+++ LISTED ENTRIES
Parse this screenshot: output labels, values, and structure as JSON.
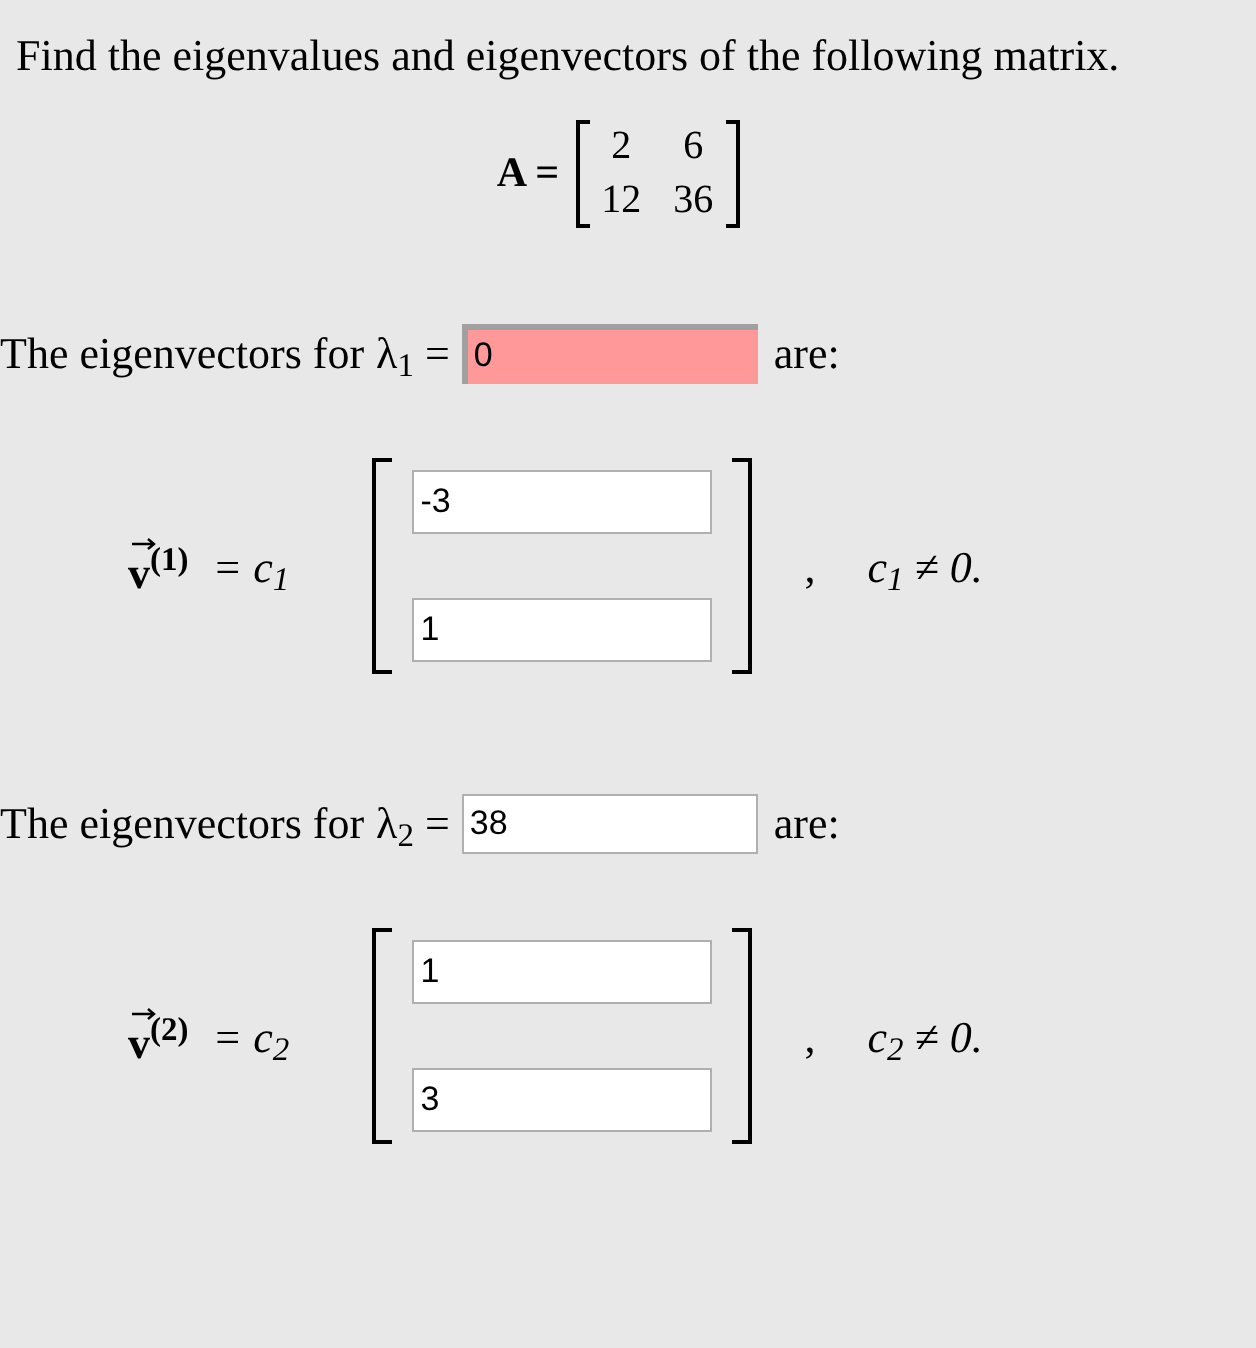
{
  "question": "Find the eigenvalues and eigenvectors of the following matrix.",
  "matrix": {
    "label": "A =",
    "rows": [
      [
        "2",
        "6"
      ],
      [
        "12",
        "36"
      ]
    ]
  },
  "eigen": [
    {
      "prompt": "The eigenvectors for",
      "symbol": "λ$_{1}$ =",
      "value": "0",
      "marked_incorrect": true,
      "suffix": "are:",
      "vector_label": "v$^{(1)}$",
      "coefficient": "= c$_{1}$",
      "entries": [
        "-3",
        "1"
      ],
      "separator": ",",
      "condition": "c$_{1}$ ≠ 0."
    },
    {
      "prompt": "The eigenvectors for",
      "symbol": "λ$_{2}$ =",
      "value": "38",
      "marked_incorrect": false,
      "suffix": "are:",
      "vector_label": "v$^{(2)}$",
      "coefficient": "= c$_{2}$",
      "entries": [
        "1",
        "3"
      ],
      "separator": ",",
      "condition": "c$_{2}$ ≠ 0."
    }
  ]
}
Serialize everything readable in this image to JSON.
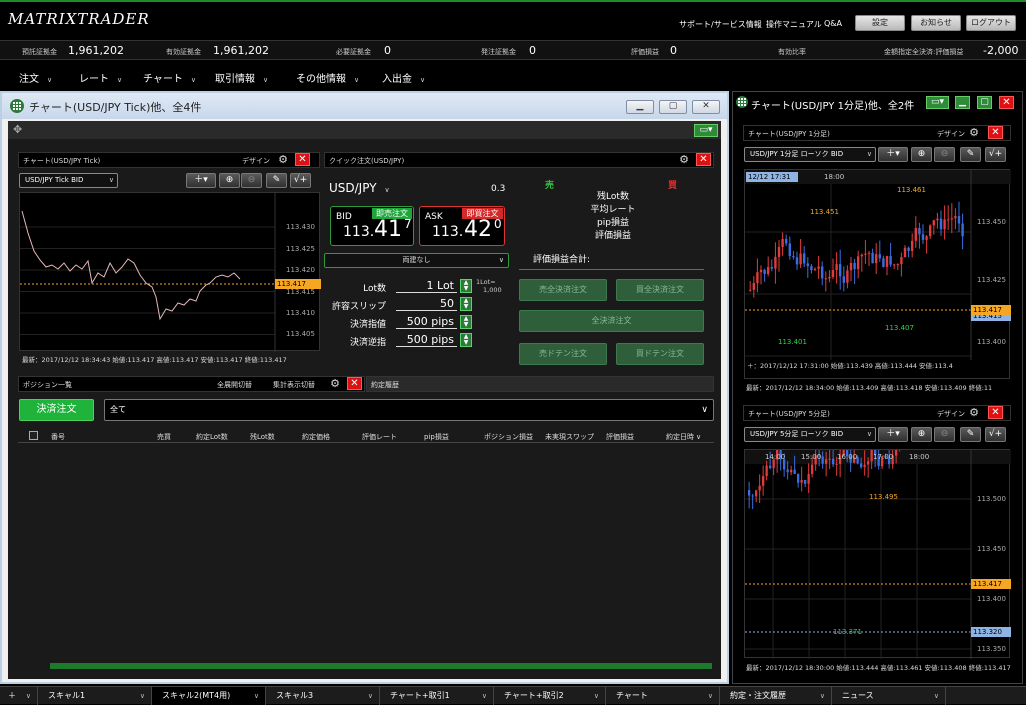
{
  "app": {
    "logo": "MATRIXTRADER"
  },
  "top_links": [
    "サポート/サービス情報",
    "操作マニュアル",
    "Q&A"
  ],
  "top_buttons": [
    "設定",
    "お知らせ",
    "ログアウト"
  ],
  "account": [
    {
      "label": "預託証拠金",
      "value": "1,961,202"
    },
    {
      "label": "有効証拠金",
      "value": "1,961,202"
    },
    {
      "label": "必要証拠金",
      "value": "0"
    },
    {
      "label": "発注証拠金",
      "value": "0"
    },
    {
      "label": "評価損益",
      "value": "0"
    },
    {
      "label": "有効比率",
      "value": ""
    },
    {
      "label": "金額指定全決済:評価損益",
      "value": "-2,000"
    }
  ],
  "menu": [
    "注文",
    "レート",
    "チャート",
    "取引情報",
    "その他情報",
    "入出金"
  ],
  "main_window": {
    "title": "チャート(USD/JPY Tick)他、全4件"
  },
  "tick_chart": {
    "header": "チャート(USD/JPY Tick)",
    "design_label": "デザイン",
    "selector": "USD/JPY  Tick  BID",
    "footer": "最新：2017/12/12 18:34:43  始値:113.417  高値:113.417  安値:113.417  終値:113.417",
    "price_tag": "113.417"
  },
  "quick_order": {
    "header": "クイック注文(USD/JPY)",
    "pair": "USD/JPY",
    "spread": "0.3",
    "bid_label": "BID",
    "bid_btn": "即売注文",
    "bid_price_small": "113.",
    "bid_price_big": "41",
    "bid_price_sup": "7",
    "ask_label": "ASK",
    "ask_btn": "即買注文",
    "ask_price_small": "113.",
    "ask_price_big": "42",
    "ask_price_sup": "0",
    "both_select": "両建なし",
    "lot_label": "Lot数",
    "lot_value": "1 Lot",
    "lot_note1": "1Lot=",
    "lot_note2": "1,000",
    "slip_label": "許容スリップ",
    "slip_value": "50",
    "limit_label": "決済指値",
    "limit_value": "500 pips",
    "stop_label": "決済逆指",
    "stop_value": "500 pips",
    "sell_head": "売",
    "buy_head": "買",
    "info_rows": [
      "残Lot数",
      "平均レート",
      "pip損益",
      "評価損益"
    ],
    "total_label": "評価損益合計:",
    "btn_sell_all": "売全決済注文",
    "btn_buy_all": "買全決済注文",
    "btn_all": "全決済注文",
    "btn_sell_doten": "売ドテン注文",
    "btn_buy_doten": "買ドテン注文"
  },
  "positions": {
    "tab": "ポジション一覧",
    "expand_toggle": "全展開切替",
    "summary_toggle": "集計表示切替",
    "history_tab": "約定履歴",
    "settle_btn": "決済注文",
    "filter_value": "全て",
    "columns": [
      "番号",
      "売買",
      "約定Lot数",
      "残Lot数",
      "約定価格",
      "評価レート",
      "pip損益",
      "ポジション損益",
      "未実現スワップ",
      "評価損益",
      "約定日時"
    ]
  },
  "side_window": {
    "title": "チャート(USD/JPY 1分足)他、全2件"
  },
  "chart1": {
    "header": "チャート(USD/JPY 1分足)",
    "design_label": "デザイン",
    "selector": "USD/JPY  1分足  ローソク  BID",
    "time_tag": "12/12 17:31",
    "x_label": "18:00",
    "price_tag": "113.417",
    "price_tag2": "113.415",
    "cross_label": "＋：2017/12/12 17:31:00  始値:113.439  高値:113.444  安値:113.4",
    "footer": "最新：2017/12/12 18:34:00  始値:113.409  高値:113.418  安値:113.409  終値:11",
    "marker_high1": "113.451",
    "marker_high2": "113.461",
    "marker_low1": "113.401",
    "marker_low2": "113.407",
    "y_labels": [
      "113.450",
      "113.425",
      "113.400"
    ]
  },
  "chart5": {
    "header": "チャート(USD/JPY 5分足)",
    "design_label": "デザイン",
    "selector": "USD/JPY  5分足  ローソク  BID",
    "x_labels": [
      "14:00",
      "15:00",
      "16:00",
      "17:00",
      "18:00"
    ],
    "price_tag": "113.417",
    "price_tag2": "113.320",
    "footer": "最新：2017/12/12 18:30:00  始値:113.444  高値:113.461  安値:113.408  終値:113.417",
    "marker_high": "113.495",
    "marker_low": "113.371",
    "y_labels": [
      "113.500",
      "113.450",
      "113.400",
      "113.350"
    ]
  },
  "tick_y_labels": [
    "113.430",
    "113.425",
    "113.420",
    "113.415",
    "113.410",
    "113.405"
  ],
  "taskbar": [
    "スキャル1",
    "スキャル2(MT4用)",
    "スキャル3",
    "チャート+取引1",
    "チャート+取引2",
    "チャート",
    "約定・注文履歴",
    "ニュース"
  ],
  "colors": {
    "accent_green": "#1f8a2a",
    "up_candle": "#e23b3b",
    "down_candle": "#3b6de2",
    "price_tag": "#f5a623"
  }
}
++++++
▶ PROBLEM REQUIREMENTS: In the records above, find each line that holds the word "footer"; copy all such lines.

▶ YOUR RESPONSE:
    "footer": "最新：2017/12/12 18:34:43  始値:113.417  高値:113.417  安値:113.417  終値:113.417",
    "footer": "最新：2017/12/12 18:34:00  始値:113.409  高値:113.418  安値:113.409  終値:11",
    "footer": "最新：2017/12/12 18:30:00  始値:113.444  高値:113.461  安値:113.408  終値:113.417",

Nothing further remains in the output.